- Maintenance & Tutorials
- Owners Handbook & Service Manuals
- Attachments & Accessories
- Odds & Ends
- Recent Articles
- Tuesday Tutorials
SHOP BY CATEGORY
The Importance of a Thread Stand on a Singer Featherweight
Learn about the various types of thread spools and why a Thread Stand is important for proper tension on a Singer Featherweight!
In the original days of the Featherweight, the only thread spools available were the wooden "stacked" spools, designed to spin as the thread was gently pulled straight in the direction of the first thread guide on the machine.
Today's new, modern cross-wound thread spools, however, are specifically designed to have the thread "lift" off to eliminate extra tension as the thread is directed toward the needle.

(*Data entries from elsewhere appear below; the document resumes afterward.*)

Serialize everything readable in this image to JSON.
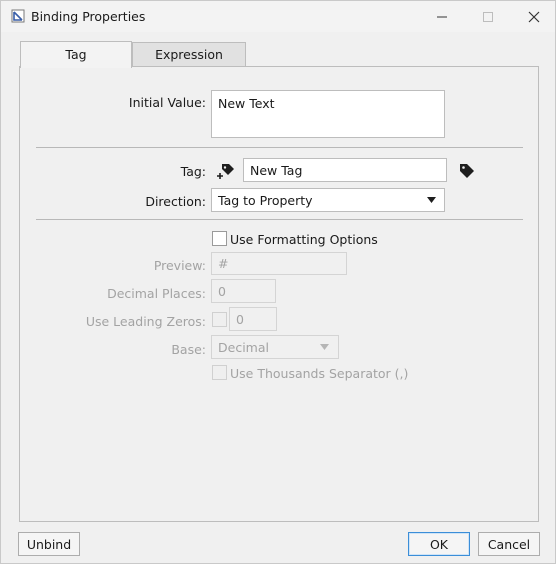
{
  "window": {
    "title": "Binding Properties",
    "icons": [
      "app-icon",
      "minimize-icon",
      "maximize-icon",
      "close-icon"
    ]
  },
  "tabs": [
    {
      "label": "Tag",
      "active": true
    },
    {
      "label": "Expression",
      "active": false
    }
  ],
  "form": {
    "initial_value_label": "Initial Value:",
    "initial_value": "New Text",
    "tag_label": "Tag:",
    "tag_value": "New Tag",
    "tag_icons": [
      "tag-add-icon",
      "tag-browse-icon"
    ],
    "direction_label": "Direction:",
    "direction_value": "Tag to Property"
  },
  "formatting": {
    "use_formatting_label": "Use Formatting Options",
    "use_formatting_checked": false,
    "preview_label": "Preview:",
    "preview_value": "#",
    "decimal_places_label": "Decimal Places:",
    "decimal_places_value": "0",
    "leading_zeros_label": "Use Leading Zeros:",
    "leading_zeros_value": "0",
    "base_label": "Base:",
    "base_value": "Decimal",
    "thousands_label": "Use Thousands Separator (,)"
  },
  "buttons": {
    "unbind": "Unbind",
    "ok": "OK",
    "cancel": "Cancel"
  },
  "colors": {
    "accent": "#3b8ed8",
    "disabled_text": "#a3a3a3"
  }
}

Having these heavier-weighted cross-wound spools (while great for the quilt project) are not as conducive to unwinding the thread straight as the original wooden, stacked spools once were. Therefore, it is imperative that the machine is properly threaded, with the first "hook" lifting that thread up and in the Thread Stand... it's a wire holder for the thread! Your thread will flow more smoothly, your tension will be more consistent and your stitches more uniform.
The thread stands we carry are portable and perfectly suited to fit inside the Featherweight Case, making them super easy to tote with you to Quilt Classes, Retreats, etc.
Designed with sewing and care of the machine in mind, there is a secondary thread hole on the Thread Stand base to ensure proper alignment with the Featherweight machine’s normal thread flow. There is also a nylon washer at the base to prevent damage to the machine’s painted surfaces.
NEW, Updated Thread Path! Now your thread won't slip out of the Thread Stand guide whether you use it for a spool on the top of the machine or with a cone at the back! Simply thread the hole through the base of the shaft before going to the first thread guide on the machine.
When using larger cones - you simply adjust the placement of the Thread Stand to accommodate front to back, which allows the thread to flow easily off of the cone from the table as shown below.